Every October when the changing leaves are garish enough, we head to a high rock ridge with a warm southern exposure and gawk at the valley below. But this year we took more photos of the rocks than of the leaves.
Looking at the photos later, it struck me that granite has a fall color. A summer’s worth of sun bleaches it almost to the billion year old earth bone that it is.
After that distant view of the fall foliage, I went down to the East Trail Pond and sitting on the rocks there I saw dark-eyed juncos flitting through the leafless vegetation just above the pond water.
You might see one anytime of year where I live along the Canadian border, but in October they migrate through in bunches heading south and are more plentiful here during the winter.
A junco is two toned, black top and white bottom, a gray blur when it flits about in the bare trees.
Every year I take photos of the changing leaves reflected in the still beaver ponds. But for 20 years now I’ve been trying to see the world through beavers’ eyes, and I don’t think beavers care at all about colorful leaves. Bark is another matter.
Beavers collect twigs, branches and logs into a cache for winter food. In a shallow pond like this, the pile rises well above the water level, a gray to brown ellipse spoiling the dancing reflections of the trees on the pond water.
Beavers in October and November have an eye for mud. They bury the greens on their dam with thick gobs that they push up from the pond bottom.
And late in the fall after a few freezing nights they carry mud up on their lodge giving it a black armor that will freeze hard for both insulation and protection from coyotes. Ten years ago the East Trail Pond beaver family lived in a small nearby pond I call Thicket Pond. I didn’t have to wait until the ponds froze to get a good close up of a mudded lodge.
Back in November 2000, I got my best video of a beaver carrying mud up onto its lodge, though the still I lifted from the video is not that good. What looks gray was black with mud.
I must say, hauling mud up like that from the pond bottom is one of the hardest things for me to see through the beavers’ eyes.
Raised in the suburbs, the colorful descent of light leaves and their collection into heaps of crackling brown was the epitome of fall.
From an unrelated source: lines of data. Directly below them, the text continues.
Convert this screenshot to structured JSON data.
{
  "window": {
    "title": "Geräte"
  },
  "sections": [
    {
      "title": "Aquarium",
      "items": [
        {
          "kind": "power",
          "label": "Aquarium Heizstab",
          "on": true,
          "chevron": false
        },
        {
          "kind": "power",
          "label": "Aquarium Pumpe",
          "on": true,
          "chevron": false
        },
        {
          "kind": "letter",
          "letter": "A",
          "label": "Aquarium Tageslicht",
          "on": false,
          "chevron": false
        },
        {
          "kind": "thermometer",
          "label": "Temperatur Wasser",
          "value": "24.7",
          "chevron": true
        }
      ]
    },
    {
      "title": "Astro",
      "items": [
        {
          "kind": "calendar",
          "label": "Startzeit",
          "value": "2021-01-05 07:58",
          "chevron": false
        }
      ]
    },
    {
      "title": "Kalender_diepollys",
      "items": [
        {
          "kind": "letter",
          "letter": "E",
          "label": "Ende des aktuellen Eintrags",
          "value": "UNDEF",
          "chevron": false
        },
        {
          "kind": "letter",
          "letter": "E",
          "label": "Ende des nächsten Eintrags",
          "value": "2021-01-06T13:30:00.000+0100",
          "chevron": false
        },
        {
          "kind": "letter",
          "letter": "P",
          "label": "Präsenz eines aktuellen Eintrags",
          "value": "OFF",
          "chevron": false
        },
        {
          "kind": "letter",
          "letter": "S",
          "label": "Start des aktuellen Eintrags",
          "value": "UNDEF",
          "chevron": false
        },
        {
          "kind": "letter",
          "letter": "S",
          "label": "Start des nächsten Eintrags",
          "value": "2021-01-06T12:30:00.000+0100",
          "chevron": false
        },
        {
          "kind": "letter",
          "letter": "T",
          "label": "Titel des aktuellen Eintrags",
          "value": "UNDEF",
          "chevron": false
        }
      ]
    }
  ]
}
Now that I know the swamps, the colorful leaves are the least of fall. Nature doesn’t heap them up like suburban boys do.
The essential sere heaps are not the leaves but the dense meadow plants and flowers. While the leaves fall on the pond water and sink to oblivion, the low, thick, brown vegetation hulks at every corner.
There are slices of delicate beauty to be found as tall grasses die
But most of the plants die with great gobs of colorlessness, gray beige brown anonymous beauty.
Are those pretty white pink pistilled asters become a grotesque dancing momento mori?
In the meadows one finds the marching legions of decay
And in pits that were old beaver playgrounds a dance of death.
Some tall plants seem to become ghosts directly
Not that I can guess what they were in life -- goldenrods?
There are few falling leaves from these plant seemingly frozen in death.
At first blush the red fruits of the winterberry seem to have carved out a niche of vigor and life
But the woody shrub is only a spray in the sea of brown.
It dawns on you when you swim the meadows again and then again, that the decaying plants are persistent. They retain a buoyancy that should make the flighty leaves blush.
Yet the earth calls the leaves down and lets the meadow plants hulk in spooky waves of brown for the same reason, blankets to ward off the coming cold and make the comforting snow a little easier to bear.
There is no fall. The heat of summer is kneeling.